_WHAT YOU HAVE TO DO_
Among the entries below, find the lines with "name" and copy them.

━━ EXERCISE MATERIAL

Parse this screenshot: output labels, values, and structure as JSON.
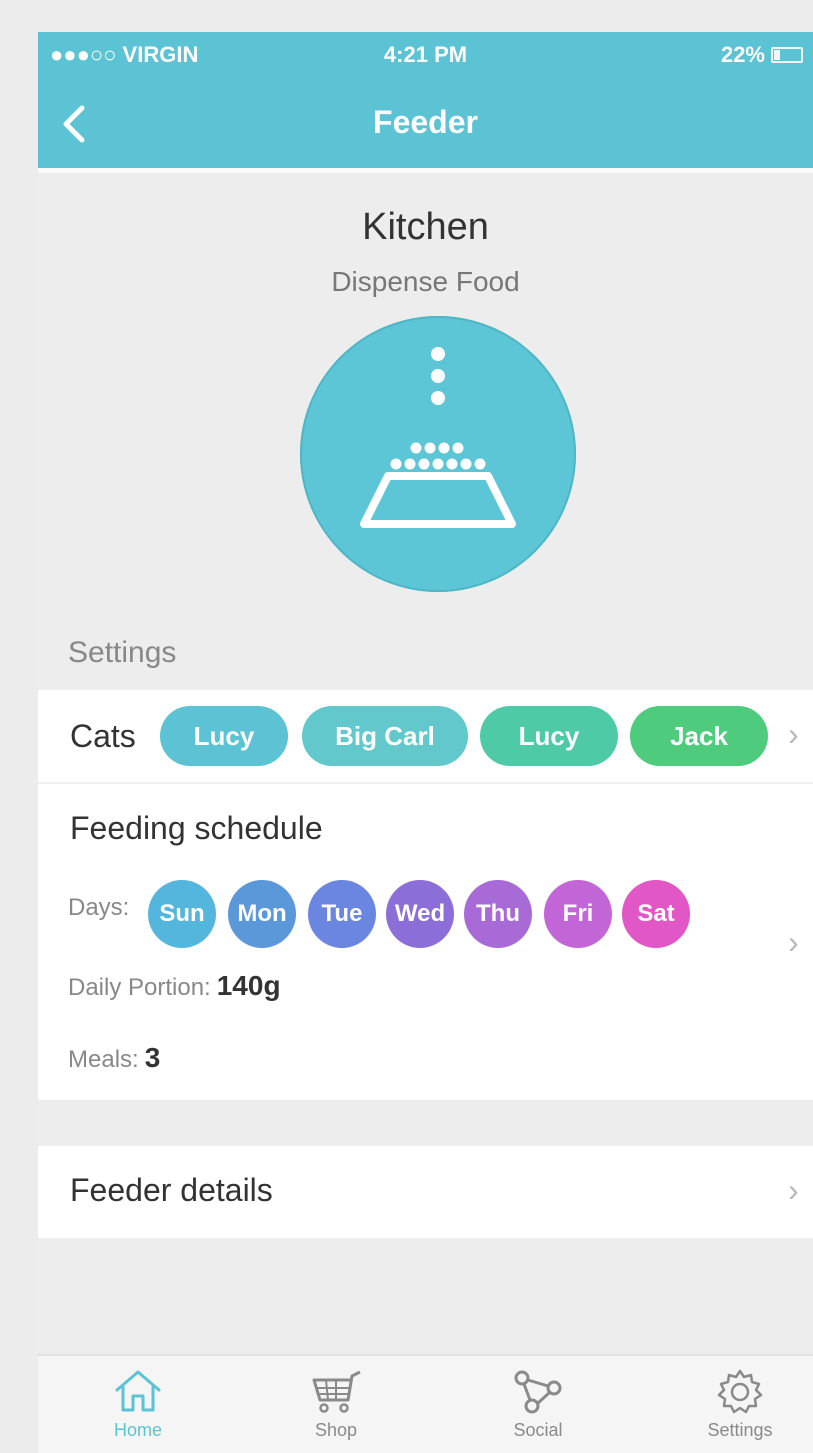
{
  "status_bar": {
    "carrier": "●●●○○ VIRGIN",
    "time": "4:21 PM",
    "battery": "22%"
  },
  "nav": {
    "title": "Feeder"
  },
  "device": {
    "name": "Kitchen",
    "action_label": "Dispense Food"
  },
  "settings": {
    "section_label": "Settings",
    "cats_label": "Cats",
    "cats": [
      {
        "name": "Lucy",
        "color": "#5bc3d3"
      },
      {
        "name": "Big Carl",
        "color": "#62c8cc"
      },
      {
        "name": "Lucy",
        "color": "#4fcaa7"
      },
      {
        "name": "Jack",
        "color": "#4ecb7c"
      }
    ],
    "schedule_title": "Feeding schedule",
    "days_label": "Days:",
    "days": [
      {
        "label": "Sun",
        "color": "#54b6dc"
      },
      {
        "label": "Mon",
        "color": "#5a98da"
      },
      {
        "label": "Tue",
        "color": "#6b86e0"
      },
      {
        "label": "Wed",
        "color": "#8b6ed8"
      },
      {
        "label": "Thu",
        "color": "#a76ad6"
      },
      {
        "label": "Fri",
        "color": "#c265d6"
      },
      {
        "label": "Sat",
        "color": "#e157c6"
      }
    ],
    "portion_label": "Daily Portion:",
    "portion_value": "140g",
    "meals_label": "Meals:",
    "meals_value": "3"
  },
  "feeder_details": {
    "label": "Feeder details"
  },
  "tabs": [
    {
      "label": "Home",
      "icon": "home-icon",
      "active": true
    },
    {
      "label": "Shop",
      "icon": "cart-icon",
      "active": false
    },
    {
      "label": "Social",
      "icon": "social-icon",
      "active": false
    },
    {
      "label": "Settings",
      "icon": "gear-icon",
      "active": false
    }
  ],
  "colors": {
    "accent": "#5bc3d3",
    "background": "#ededed"
  }
}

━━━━

_EXERCISE SOLUTION_
    "name": "Kitchen",
        "name": "Lucy",
        "name": "Big Carl",
        "name": "Lucy",
        "name": "Jack",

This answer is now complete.